Your objective:
From the first line to the last, print the records exactly.

═════ Study material

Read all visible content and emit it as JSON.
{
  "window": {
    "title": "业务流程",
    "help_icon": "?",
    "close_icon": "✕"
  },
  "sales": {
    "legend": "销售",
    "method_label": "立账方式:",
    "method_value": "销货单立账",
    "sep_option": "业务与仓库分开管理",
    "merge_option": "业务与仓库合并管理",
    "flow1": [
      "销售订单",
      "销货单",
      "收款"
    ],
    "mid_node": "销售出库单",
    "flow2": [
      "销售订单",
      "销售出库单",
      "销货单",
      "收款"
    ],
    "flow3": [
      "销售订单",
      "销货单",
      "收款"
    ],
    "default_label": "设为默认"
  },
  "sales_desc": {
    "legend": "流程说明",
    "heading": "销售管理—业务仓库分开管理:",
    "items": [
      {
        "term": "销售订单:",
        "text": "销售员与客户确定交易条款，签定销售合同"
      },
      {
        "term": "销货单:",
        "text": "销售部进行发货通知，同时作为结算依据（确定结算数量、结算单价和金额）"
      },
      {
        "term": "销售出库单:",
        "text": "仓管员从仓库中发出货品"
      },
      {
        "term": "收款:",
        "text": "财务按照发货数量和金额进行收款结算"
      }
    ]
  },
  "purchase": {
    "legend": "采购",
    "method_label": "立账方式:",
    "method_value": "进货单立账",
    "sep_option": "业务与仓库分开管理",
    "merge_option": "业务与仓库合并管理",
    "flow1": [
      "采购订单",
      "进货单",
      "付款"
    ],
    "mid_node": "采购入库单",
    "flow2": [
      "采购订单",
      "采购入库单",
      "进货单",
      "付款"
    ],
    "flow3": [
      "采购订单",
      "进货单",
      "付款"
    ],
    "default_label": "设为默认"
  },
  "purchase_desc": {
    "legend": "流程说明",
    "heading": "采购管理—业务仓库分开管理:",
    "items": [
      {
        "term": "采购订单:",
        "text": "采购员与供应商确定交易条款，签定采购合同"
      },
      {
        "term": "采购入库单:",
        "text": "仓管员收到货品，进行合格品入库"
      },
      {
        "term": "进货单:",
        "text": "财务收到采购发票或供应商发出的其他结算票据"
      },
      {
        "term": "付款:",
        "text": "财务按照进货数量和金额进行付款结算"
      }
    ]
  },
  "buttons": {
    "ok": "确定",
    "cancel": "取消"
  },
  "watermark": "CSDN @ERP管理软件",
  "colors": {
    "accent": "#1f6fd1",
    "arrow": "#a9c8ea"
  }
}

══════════

Answer to this problem:
Read all visible content and emit it as JSON.
{
  "window": {
    "title": "业务流程",
    "help_icon": "?",
    "close_icon": "✕"
  },
  "sales": {
    "legend": "销售",
    "method_label": "立账方式:",
    "method_value": "销货单立账",
    "sep_option": "业务与仓库分开管理",
    "merge_option": "业务与仓库合并管理",
    "flow1": [
      "销售订单",
      "销货单",
      "收款"
    ],
    "mid_node": "销售出库单",
    "flow2": [
      "销售订单",
      "销售出库单",
      "销货单",
      "收款"
    ],
    "flow3": [
      "销售订单",
      "销货单",
      "收款"
    ],
    "default_label": "设为默认"
  },
  "sales_desc": {
    "legend": "流程说明",
    "heading": "销售管理—业务仓库分开管理:",
    "items": [
      {
        "term": "销售订单:",
        "text": "销售员与客户确定交易条款，签定销售合同"
      },
      {
        "term": "销货单:",
        "text": "销售部进行发货通知，同时作为结算依据（确定结算数量、结算单价和金额）"
      },
      {
        "term": "销售出库单:",
        "text": "仓管员从仓库中发出货品"
      },
      {
        "term": "收款:",
        "text": "财务按照发货数量和金额进行收款结算"
      }
    ]
  },
  "purchase": {
    "legend": "采购",
    "method_label": "立账方式:",
    "method_value": "进货单立账",
    "sep_option": "业务与仓库分开管理",
    "merge_option": "业务与仓库合并管理",
    "flow1": [
      "采购订单",
      "进货单",
      "付款"
    ],
    "mid_node": "采购入库单",
    "flow2": [
      "采购订单",
      "采购入库单",
      "进货单",
      "付款"
    ],
    "flow3": [
      "采购订单",
      "进货单",
      "付款"
    ],
    "default_label": "设为默认"
  },
  "purchase_desc": {
    "legend": "流程说明",
    "heading": "采购管理—业务仓库分开管理:",
    "items": [
      {
        "term": "采购订单:",
        "text": "采购员与供应商确定交易条款，签定采购合同"
      },
      {
        "term": "采购入库单:",
        "text": "仓管员收到货品，进行合格品入库"
      },
      {
        "term": "进货单:",
        "text": "财务收到采购发票或供应商发出的其他结算票据"
      },
      {
        "term": "付款:",
        "text": "财务按照进货数量和金额进行付款结算"
      }
    ]
  },
  "buttons": {
    "ok": "确定",
    "cancel": "取消"
  },
  "watermark": "CSDN @ERP管理软件",
  "colors": {
    "accent": "#1f6fd1",
    "arrow": "#a9c8ea"
  }
}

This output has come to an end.